Which Joe gave his name to ‘sloppy joes’? We look at five interesting sandwiches and their lexical origins.
A sandwich having a western omelet as a filling.
- ‘It does one of the best western sandwiches, salads and pastas in town at a reasonable price.’
- ‘It opens at 5 a.m. on weekdays, 6 a.m. on Saturdays and at 7 a.m. on Sundays to provide coffee, western sandwiches and other sustenance for early risers on their way to work or church.’
- ‘I ended up having a conversation with the girl sitting on the bench right next to me about the downfall of western sandwiches.’
- ‘Does adding milk to egg and then cooking it to make western sandwiches denaturize the protein in the milk by any chance since its being heated?’
- ‘We ordered toasted western sandwiches and the toast was burnt, the egg omelette inside was burnt and our daughter who ordered potato skins said that they tasted as though they had been in the freezer for 20 years!’
- ‘We would spend a quarter for western sandwiches so we could save up for a down payment on a house.’
- ‘There are a lot of western sandwiches and few Thai dishes.’
- ‘You could have your choice of scrambled platter or western sandwich wrapped in a white flour tortilla.’
- ‘I just made toasted western sandwiches for lunch, and without thinking I boiled water for tea.’
- ‘We made up some freeze-dried western omelets and had some bagels leftover so we had western sandwiches with cheese.’
We take a look at several popular, though confusing, punctuation marks.
From Afghanistan to Zimbabwe, discover surprising and intriguing language facts from around the globe.
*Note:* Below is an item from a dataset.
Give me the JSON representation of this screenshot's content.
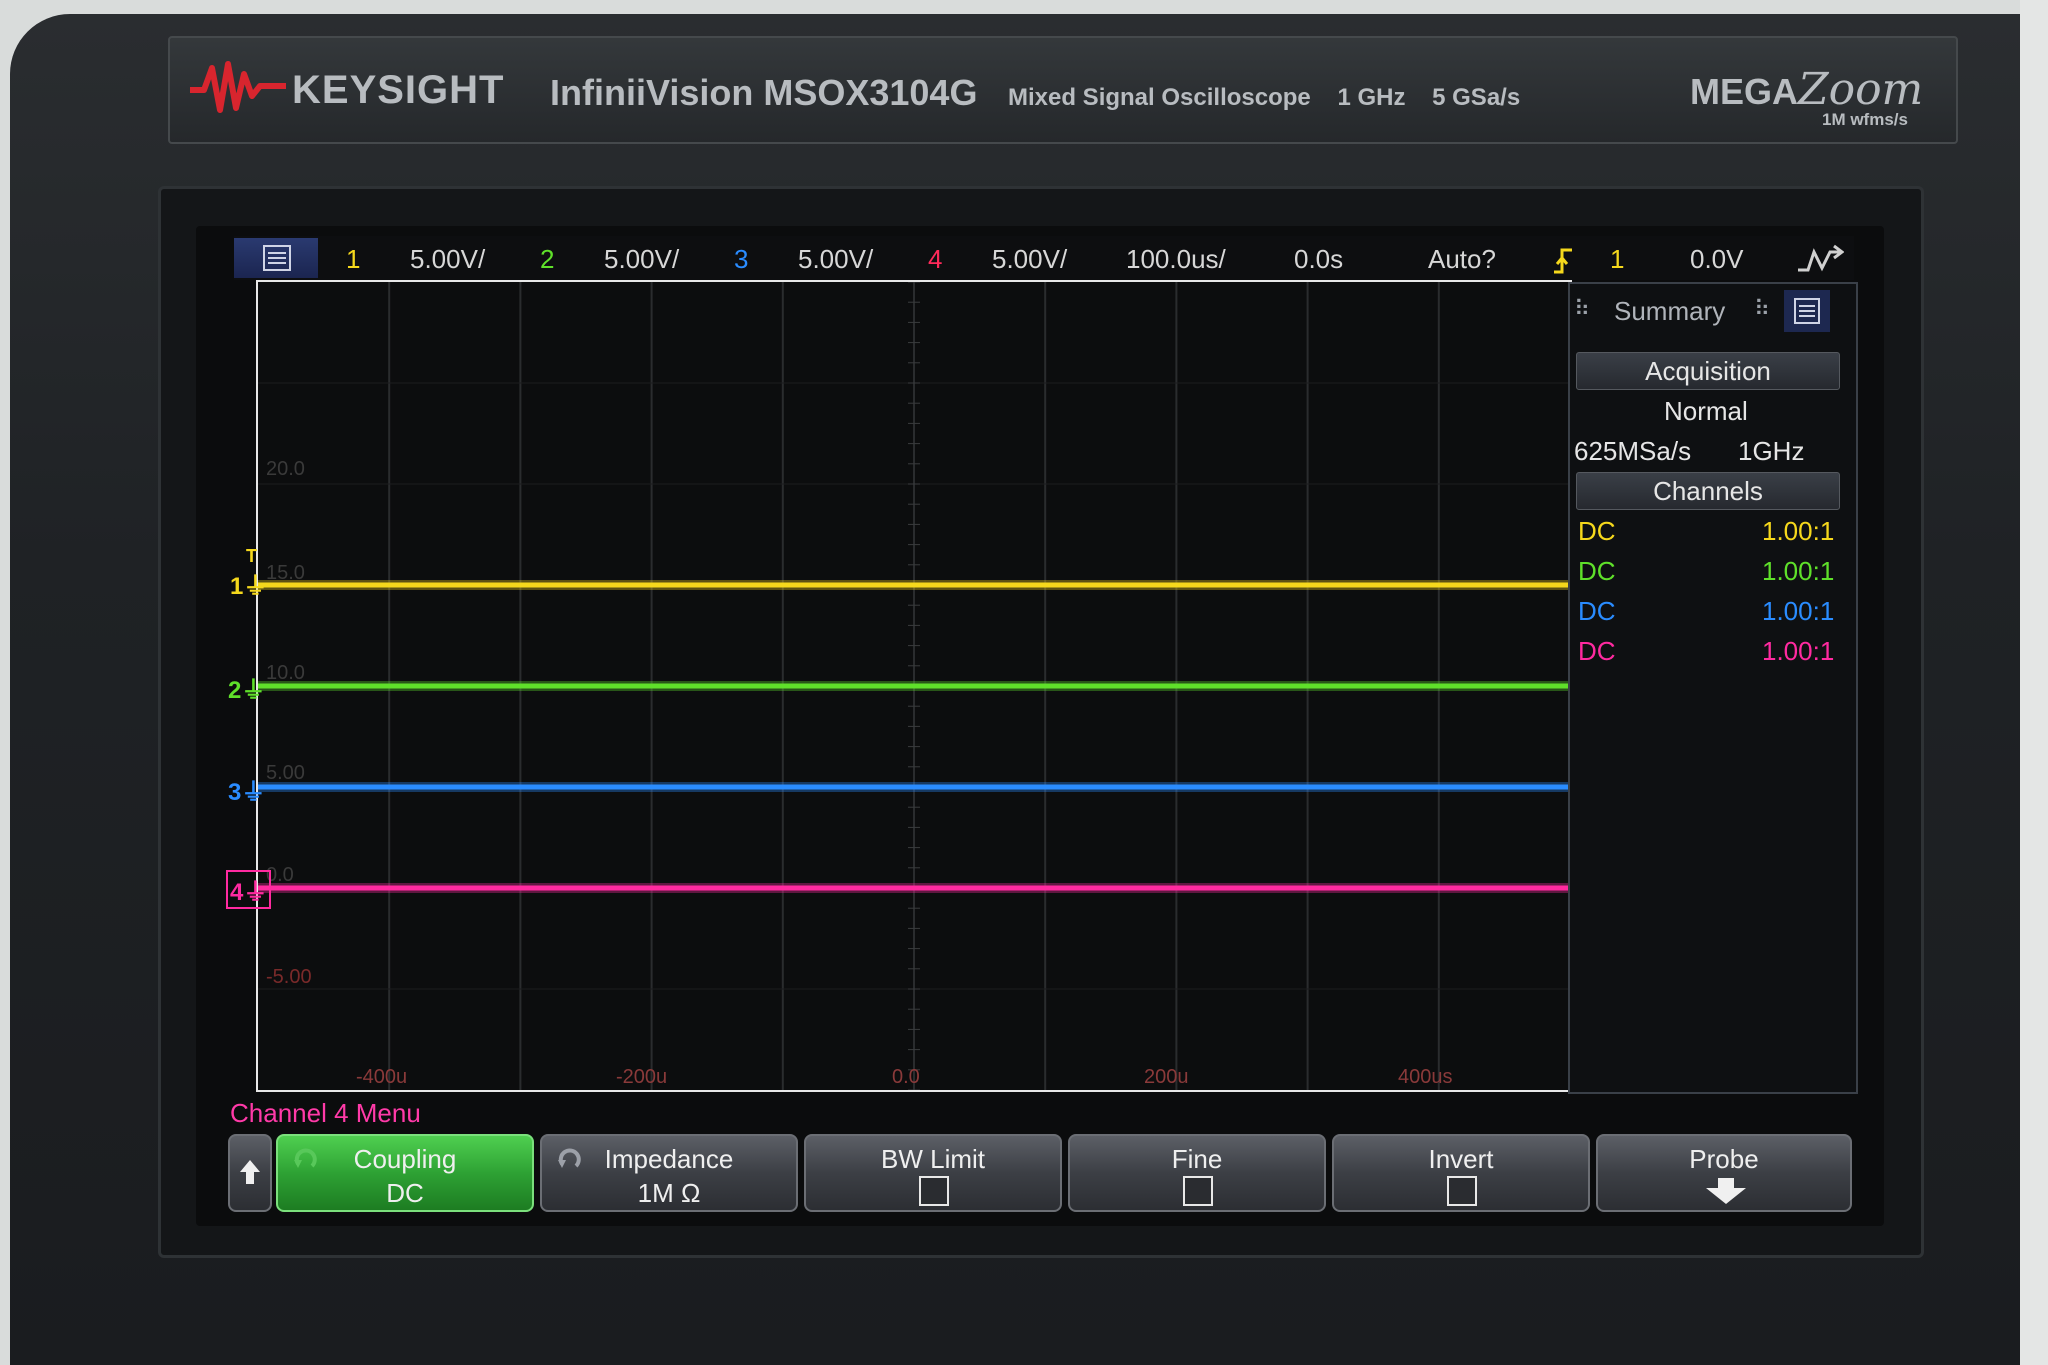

The definitions of ‘buddy’ and ‘bro’ in the OED have recently been revised. We explore their history and increase in popularity.